Nobody likes having to pay taxes, especially during retirement. Retirement is meant to be a time when your life shifts from working to leisure. Here are 6 tips to help you keep more of your hard-earned retirement fund.
Increase Your Standard Deduction
If you are retired or soon to be retired, then your standard tax deduction might be higher than you think. Past the age of 65 the standard deduction rate goes up to $14,050 vs $12,200 for those younger than 65. That's a nice extra amount for you to put towards your passions or even a trip.
Couples can benefit from an additional $1,300 tax deduction if one member is 65 or over, and $2,600 if both are over 65.
Keep Funding an IRA
If you are retired but your partner is still working they can put up to $7,000 into your IRA a year. They can do so until you reach 70 years and six months old. If you have a Roth IRA then there isn't an age restriction applicable.
If you don't need any major repairs, use this refund to do any annual maintenance such as hiring someone to clean out your HVAC system or do an inspection. This allows you to catch potential problems before they actually become serious. It's better to fix them now while they're small and affordable.
Convert Your Retirement to a Roth IRA
This tip is for those that have yet to retire, but one to get a head start on planning for it. Converting your current retirement plan to a Roth IRA is one of the best things you can do to make sure that you get a tax break once you are retired, as Roth IRAs are pre-taxed, so you don't have to worry about them down the line.
Invest in Qualified Dividends
Dividends are one of the best ways to get paid once you are retired. They are easy to understand and companies that pay dividends tend to continue to pay a consistent dividend, independently of stock price. This allows for a more secure investment. More importantly, if you invest in qualified dividends, they are taxed at a rate of between 20% to 0% based on your tax bracket. That allows you to have another income stream that is not heavily taxed, or taxed at all. Additionally, in determining your tax bracket, the income used for calculations are off your taxable income, so if you invested in the Roth IRA mentioned above, your tax rate will be minimized.
Look at Long Term Municipal Bonds
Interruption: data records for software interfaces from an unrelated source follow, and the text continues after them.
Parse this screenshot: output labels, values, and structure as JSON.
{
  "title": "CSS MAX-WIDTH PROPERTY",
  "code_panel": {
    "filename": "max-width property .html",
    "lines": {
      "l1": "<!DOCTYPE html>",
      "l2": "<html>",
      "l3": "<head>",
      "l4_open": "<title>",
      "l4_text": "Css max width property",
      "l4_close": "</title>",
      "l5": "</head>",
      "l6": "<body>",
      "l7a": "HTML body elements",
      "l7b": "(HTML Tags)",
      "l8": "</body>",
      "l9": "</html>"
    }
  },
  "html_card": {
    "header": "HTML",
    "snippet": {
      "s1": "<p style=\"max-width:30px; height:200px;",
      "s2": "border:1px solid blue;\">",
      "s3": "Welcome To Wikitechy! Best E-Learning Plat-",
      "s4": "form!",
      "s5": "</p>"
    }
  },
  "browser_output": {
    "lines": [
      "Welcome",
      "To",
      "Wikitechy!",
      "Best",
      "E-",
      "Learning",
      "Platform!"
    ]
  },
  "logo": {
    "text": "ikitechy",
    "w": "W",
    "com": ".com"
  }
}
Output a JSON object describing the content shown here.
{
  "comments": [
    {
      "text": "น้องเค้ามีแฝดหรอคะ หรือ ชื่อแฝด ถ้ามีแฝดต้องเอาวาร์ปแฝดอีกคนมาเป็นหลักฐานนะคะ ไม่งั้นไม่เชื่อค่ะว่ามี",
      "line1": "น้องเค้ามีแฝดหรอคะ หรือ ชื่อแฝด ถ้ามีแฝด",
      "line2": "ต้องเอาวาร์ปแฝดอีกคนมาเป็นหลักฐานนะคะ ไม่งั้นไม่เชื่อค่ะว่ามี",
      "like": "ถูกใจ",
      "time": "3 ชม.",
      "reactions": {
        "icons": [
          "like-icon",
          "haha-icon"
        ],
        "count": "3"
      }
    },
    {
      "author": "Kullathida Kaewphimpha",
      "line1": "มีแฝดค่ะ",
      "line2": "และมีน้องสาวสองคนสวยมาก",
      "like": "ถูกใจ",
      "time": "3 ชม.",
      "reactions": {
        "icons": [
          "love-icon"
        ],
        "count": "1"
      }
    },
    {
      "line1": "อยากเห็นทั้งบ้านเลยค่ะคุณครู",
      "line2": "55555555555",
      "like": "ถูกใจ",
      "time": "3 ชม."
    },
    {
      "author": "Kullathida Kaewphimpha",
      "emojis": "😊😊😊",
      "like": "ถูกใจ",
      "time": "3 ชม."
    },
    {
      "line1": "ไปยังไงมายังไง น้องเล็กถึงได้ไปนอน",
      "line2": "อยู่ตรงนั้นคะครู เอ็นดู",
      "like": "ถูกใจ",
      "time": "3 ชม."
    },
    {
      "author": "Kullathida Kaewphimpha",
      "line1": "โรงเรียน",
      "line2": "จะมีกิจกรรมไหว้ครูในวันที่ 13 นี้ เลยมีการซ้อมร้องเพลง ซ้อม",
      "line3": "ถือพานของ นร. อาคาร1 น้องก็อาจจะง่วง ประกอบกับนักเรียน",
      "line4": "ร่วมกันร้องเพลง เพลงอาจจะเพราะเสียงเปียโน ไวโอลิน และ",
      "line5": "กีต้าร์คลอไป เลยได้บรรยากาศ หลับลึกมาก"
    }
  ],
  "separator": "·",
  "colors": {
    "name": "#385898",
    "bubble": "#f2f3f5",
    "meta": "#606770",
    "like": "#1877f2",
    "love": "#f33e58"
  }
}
Most bonds incur both federal and state tax on the income earned from the investment. However, this is not the case with municipal bonds. These are bonds issued by the state or other government agencies. They are normally tax-free federally and on a state level, if you are a resident of that state. You can invest in them individually, but you can also look at investing in an ETF or municipal bond fund, which provides you some diversification.
Deduct Medical Expenses
If you've retired and you incur unreimbursed medical expenses that are more than 10% of your adjusted gross income, then you can claim the money over that threshold back on your taxes. You will have to itemize the claim, which can be tedious, but if the amount is higher than the bundle deduction you would otherwise get, then it will be well worth it. Remember other deductions include mortgage interest and state/local taxes as other major ones.